**Work to complete**
Print the listing in full, with no character changed.

**Available data**
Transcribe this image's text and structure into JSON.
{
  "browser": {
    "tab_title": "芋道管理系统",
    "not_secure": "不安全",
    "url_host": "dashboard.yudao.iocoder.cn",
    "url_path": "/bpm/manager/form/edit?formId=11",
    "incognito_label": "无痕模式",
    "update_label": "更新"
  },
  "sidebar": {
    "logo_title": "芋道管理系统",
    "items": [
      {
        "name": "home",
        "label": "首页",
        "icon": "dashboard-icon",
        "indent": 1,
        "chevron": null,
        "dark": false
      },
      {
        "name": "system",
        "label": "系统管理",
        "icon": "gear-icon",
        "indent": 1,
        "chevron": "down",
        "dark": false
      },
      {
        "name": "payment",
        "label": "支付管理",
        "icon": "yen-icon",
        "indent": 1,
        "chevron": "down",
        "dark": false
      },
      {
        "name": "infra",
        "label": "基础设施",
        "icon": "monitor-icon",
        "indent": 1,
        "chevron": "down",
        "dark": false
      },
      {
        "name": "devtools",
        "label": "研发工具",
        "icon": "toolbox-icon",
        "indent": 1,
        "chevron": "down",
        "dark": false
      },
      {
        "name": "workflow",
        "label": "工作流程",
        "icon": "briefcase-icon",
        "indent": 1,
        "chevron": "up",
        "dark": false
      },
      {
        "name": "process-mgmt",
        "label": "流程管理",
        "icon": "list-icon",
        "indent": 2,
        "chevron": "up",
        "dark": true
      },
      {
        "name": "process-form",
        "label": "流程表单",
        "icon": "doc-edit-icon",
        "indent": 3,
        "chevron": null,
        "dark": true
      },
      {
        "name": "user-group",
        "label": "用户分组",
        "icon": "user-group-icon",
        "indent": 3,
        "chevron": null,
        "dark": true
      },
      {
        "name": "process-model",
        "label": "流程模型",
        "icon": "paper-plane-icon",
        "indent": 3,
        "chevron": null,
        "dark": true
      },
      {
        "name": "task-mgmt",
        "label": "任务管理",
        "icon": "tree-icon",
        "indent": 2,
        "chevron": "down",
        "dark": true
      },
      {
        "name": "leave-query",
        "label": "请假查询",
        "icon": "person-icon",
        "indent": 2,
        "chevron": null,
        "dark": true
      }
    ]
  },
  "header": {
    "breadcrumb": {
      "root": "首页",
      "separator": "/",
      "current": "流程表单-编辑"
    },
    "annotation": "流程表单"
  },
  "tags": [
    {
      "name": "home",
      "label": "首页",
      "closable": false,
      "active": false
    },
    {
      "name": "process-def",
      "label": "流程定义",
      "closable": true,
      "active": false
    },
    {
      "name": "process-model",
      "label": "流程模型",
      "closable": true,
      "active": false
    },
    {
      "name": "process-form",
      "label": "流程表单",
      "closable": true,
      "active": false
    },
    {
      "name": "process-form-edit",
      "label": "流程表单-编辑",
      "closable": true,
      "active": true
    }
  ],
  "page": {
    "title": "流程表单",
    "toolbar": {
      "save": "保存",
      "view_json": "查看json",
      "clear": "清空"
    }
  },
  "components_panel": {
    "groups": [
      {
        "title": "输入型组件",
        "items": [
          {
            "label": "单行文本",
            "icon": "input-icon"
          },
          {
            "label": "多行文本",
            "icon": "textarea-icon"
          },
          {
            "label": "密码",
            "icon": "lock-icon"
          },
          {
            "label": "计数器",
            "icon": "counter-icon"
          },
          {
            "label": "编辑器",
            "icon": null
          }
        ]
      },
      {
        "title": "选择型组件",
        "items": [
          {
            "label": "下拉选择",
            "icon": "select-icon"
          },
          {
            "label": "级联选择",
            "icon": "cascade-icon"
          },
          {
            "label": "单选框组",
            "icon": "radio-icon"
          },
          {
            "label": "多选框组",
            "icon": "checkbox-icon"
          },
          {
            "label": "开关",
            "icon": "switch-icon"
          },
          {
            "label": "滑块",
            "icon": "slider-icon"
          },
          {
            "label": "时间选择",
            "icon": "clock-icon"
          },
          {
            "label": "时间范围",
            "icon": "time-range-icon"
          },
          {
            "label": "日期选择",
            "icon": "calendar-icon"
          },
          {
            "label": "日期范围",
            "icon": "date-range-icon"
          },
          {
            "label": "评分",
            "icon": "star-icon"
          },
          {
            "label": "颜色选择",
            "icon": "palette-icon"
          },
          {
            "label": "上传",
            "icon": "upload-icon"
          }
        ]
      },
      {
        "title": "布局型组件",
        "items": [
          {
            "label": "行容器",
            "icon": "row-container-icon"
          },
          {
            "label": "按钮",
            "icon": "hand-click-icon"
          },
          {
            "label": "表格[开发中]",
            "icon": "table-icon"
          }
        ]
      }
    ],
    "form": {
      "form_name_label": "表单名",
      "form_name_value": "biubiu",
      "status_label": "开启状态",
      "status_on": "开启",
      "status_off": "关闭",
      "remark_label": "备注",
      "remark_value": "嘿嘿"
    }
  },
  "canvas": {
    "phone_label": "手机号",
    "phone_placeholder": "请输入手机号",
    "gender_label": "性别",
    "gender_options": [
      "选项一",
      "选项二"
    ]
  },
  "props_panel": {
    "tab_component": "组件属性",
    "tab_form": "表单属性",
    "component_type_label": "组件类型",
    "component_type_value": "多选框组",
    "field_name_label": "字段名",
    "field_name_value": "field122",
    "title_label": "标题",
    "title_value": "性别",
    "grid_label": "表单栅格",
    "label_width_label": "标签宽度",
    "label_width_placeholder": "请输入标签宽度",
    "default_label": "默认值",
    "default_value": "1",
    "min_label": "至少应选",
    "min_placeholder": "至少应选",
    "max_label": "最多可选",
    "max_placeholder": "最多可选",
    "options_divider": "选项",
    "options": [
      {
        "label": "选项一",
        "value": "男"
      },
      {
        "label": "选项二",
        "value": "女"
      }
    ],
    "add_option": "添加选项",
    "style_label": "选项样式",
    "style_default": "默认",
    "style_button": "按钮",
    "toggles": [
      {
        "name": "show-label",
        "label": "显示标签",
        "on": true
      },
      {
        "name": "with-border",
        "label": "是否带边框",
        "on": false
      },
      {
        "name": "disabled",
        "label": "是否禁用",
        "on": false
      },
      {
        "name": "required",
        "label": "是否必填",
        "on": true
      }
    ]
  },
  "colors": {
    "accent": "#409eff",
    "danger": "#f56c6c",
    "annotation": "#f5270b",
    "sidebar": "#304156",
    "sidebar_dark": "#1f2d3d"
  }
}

**Expected answer**
Transcribe this image's text and structure into JSON.
{
  "browser": {
    "tab_title": "芋道管理系统",
    "not_secure": "不安全",
    "url_host": "dashboard.yudao.iocoder.cn",
    "url_path": "/bpm/manager/form/edit?formId=11",
    "incognito_label": "无痕模式",
    "update_label": "更新"
  },
  "sidebar": {
    "logo_title": "芋道管理系统",
    "items": [
      {
        "name": "home",
        "label": "首页",
        "icon": "dashboard-icon",
        "indent": 1,
        "chevron": null,
        "dark": false
      },
      {
        "name": "system",
        "label": "系统管理",
        "icon": "gear-icon",
        "indent": 1,
        "chevron": "down",
        "dark": false
      },
      {
        "name": "payment",
        "label": "支付管理",
        "icon": "yen-icon",
        "indent": 1,
        "chevron": "down",
        "dark": false
      },
      {
        "name": "infra",
        "label": "基础设施",
        "icon": "monitor-icon",
        "indent": 1,
        "chevron": "down",
        "dark": false
      },
      {
        "name": "devtools",
        "label": "研发工具",
        "icon": "toolbox-icon",
        "indent": 1,
        "chevron": "down",
        "dark": false
      },
      {
        "name": "workflow",
        "label": "工作流程",
        "icon": "briefcase-icon",
        "indent": 1,
        "chevron": "up",
        "dark": false
      },
      {
        "name": "process-mgmt",
        "label": "流程管理",
        "icon": "list-icon",
        "indent": 2,
        "chevron": "up",
        "dark": true
      },
      {
        "name": "process-form",
        "label": "流程表单",
        "icon": "doc-edit-icon",
        "indent": 3,
        "chevron": null,
        "dark": true
      },
      {
        "name": "user-group",
        "label": "用户分组",
        "icon": "user-group-icon",
        "indent": 3,
        "chevron": null,
        "dark": true
      },
      {
        "name": "process-model",
        "label": "流程模型",
        "icon": "paper-plane-icon",
        "indent": 3,
        "chevron": null,
        "dark": true
      },
      {
        "name": "task-mgmt",
        "label": "任务管理",
        "icon": "tree-icon",
        "indent": 2,
        "chevron": "down",
        "dark": true
      },
      {
        "name": "leave-query",
        "label": "请假查询",
        "icon": "person-icon",
        "indent": 2,
        "chevron": null,
        "dark": true
      }
    ]
  },
  "header": {
    "breadcrumb": {
      "root": "首页",
      "separator": "/",
      "current": "流程表单-编辑"
    },
    "annotation": "流程表单"
  },
  "tags": [
    {
      "name": "home",
      "label": "首页",
      "closable": false,
      "active": false
    },
    {
      "name": "process-def",
      "label": "流程定义",
      "closable": true,
      "active": false
    },
    {
      "name": "process-model",
      "label": "流程模型",
      "closable": true,
      "active": false
    },
    {
      "name": "process-form",
      "label": "流程表单",
      "closable": true,
      "active": false
    },
    {
      "name": "process-form-edit",
      "label": "流程表单-编辑",
      "closable": true,
      "active": true
    }
  ],
  "page": {
    "title": "流程表单",
    "toolbar": {
      "save": "保存",
      "view_json": "查看json",
      "clear": "清空"
    }
  },
  "components_panel": {
    "groups": [
      {
        "title": "输入型组件",
        "items": [
          {
            "label": "单行文本",
            "icon": "input-icon"
          },
          {
            "label": "多行文本",
            "icon": "textarea-icon"
          },
          {
            "label": "密码",
            "icon": "lock-icon"
          },
          {
            "label": "计数器",
            "icon": "counter-icon"
          },
          {
            "label": "编辑器",
            "icon": null
          }
        ]
      },
      {
        "title": "选择型组件",
        "items": [
          {
            "label": "下拉选择",
            "icon": "select-icon"
          },
          {
            "label": "级联选择",
            "icon": "cascade-icon"
          },
          {
            "label": "单选框组",
            "icon": "radio-icon"
          },
          {
            "label": "多选框组",
            "icon": "checkbox-icon"
          },
          {
            "label": "开关",
            "icon": "switch-icon"
          },
          {
            "label": "滑块",
            "icon": "slider-icon"
          },
          {
            "label": "时间选择",
            "icon": "clock-icon"
          },
          {
            "label": "时间范围",
            "icon": "time-range-icon"
          },
          {
            "label": "日期选择",
            "icon": "calendar-icon"
          },
          {
            "label": "日期范围",
            "icon": "date-range-icon"
          },
          {
            "label": "评分",
            "icon": "star-icon"
          },
          {
            "label": "颜色选择",
            "icon": "palette-icon"
          },
          {
            "label": "上传",
            "icon": "upload-icon"
          }
        ]
      },
      {
        "title": "布局型组件",
        "items": [
          {
            "label": "行容器",
            "icon": "row-container-icon"
          },
          {
            "label": "按钮",
            "icon": "hand-click-icon"
          },
          {
            "label": "表格[开发中]",
            "icon": "table-icon"
          }
        ]
      }
    ],
    "form": {
      "form_name_label": "表单名",
      "form_name_value": "biubiu",
      "status_label": "开启状态",
      "status_on": "开启",
      "status_off": "关闭",
      "remark_label": "备注",
      "remark_value": "嘿嘿"
    }
  },
  "canvas": {
    "phone_label": "手机号",
    "phone_placeholder": "请输入手机号",
    "gender_label": "性别",
    "gender_options": [
      "选项一",
      "选项二"
    ]
  },
  "props_panel": {
    "tab_component": "组件属性",
    "tab_form": "表单属性",
    "component_type_label": "组件类型",
    "component_type_value": "多选框组",
    "field_name_label": "字段名",
    "field_name_value": "field122",
    "title_label": "标题",
    "title_value": "性别",
    "grid_label": "表单栅格",
    "label_width_label": "标签宽度",
    "label_width_placeholder": "请输入标签宽度",
    "default_label": "默认值",
    "default_value": "1",
    "min_label": "至少应选",
    "min_placeholder": "至少应选",
    "max_label": "最多可选",
    "max_placeholder": "最多可选",
    "options_divider": "选项",
    "options": [
      {
        "label": "选项一",
        "value": "男"
      },
      {
        "label": "选项二",
        "value": "女"
      }
    ],
    "add_option": "添加选项",
    "style_label": "选项样式",
    "style_default": "默认",
    "style_button": "按钮",
    "toggles": [
      {
        "name": "show-label",
        "label": "显示标签",
        "on": true
      },
      {
        "name": "with-border",
        "label": "是否带边框",
        "on": false
      },
      {
        "name": "disabled",
        "label": "是否禁用",
        "on": false
      },
      {
        "name": "required",
        "label": "是否必填",
        "on": true
      }
    ]
  },
  "colors": {
    "accent": "#409eff",
    "danger": "#f56c6c",
    "annotation": "#f5270b",
    "sidebar": "#304156",
    "sidebar_dark": "#1f2d3d"
  }
}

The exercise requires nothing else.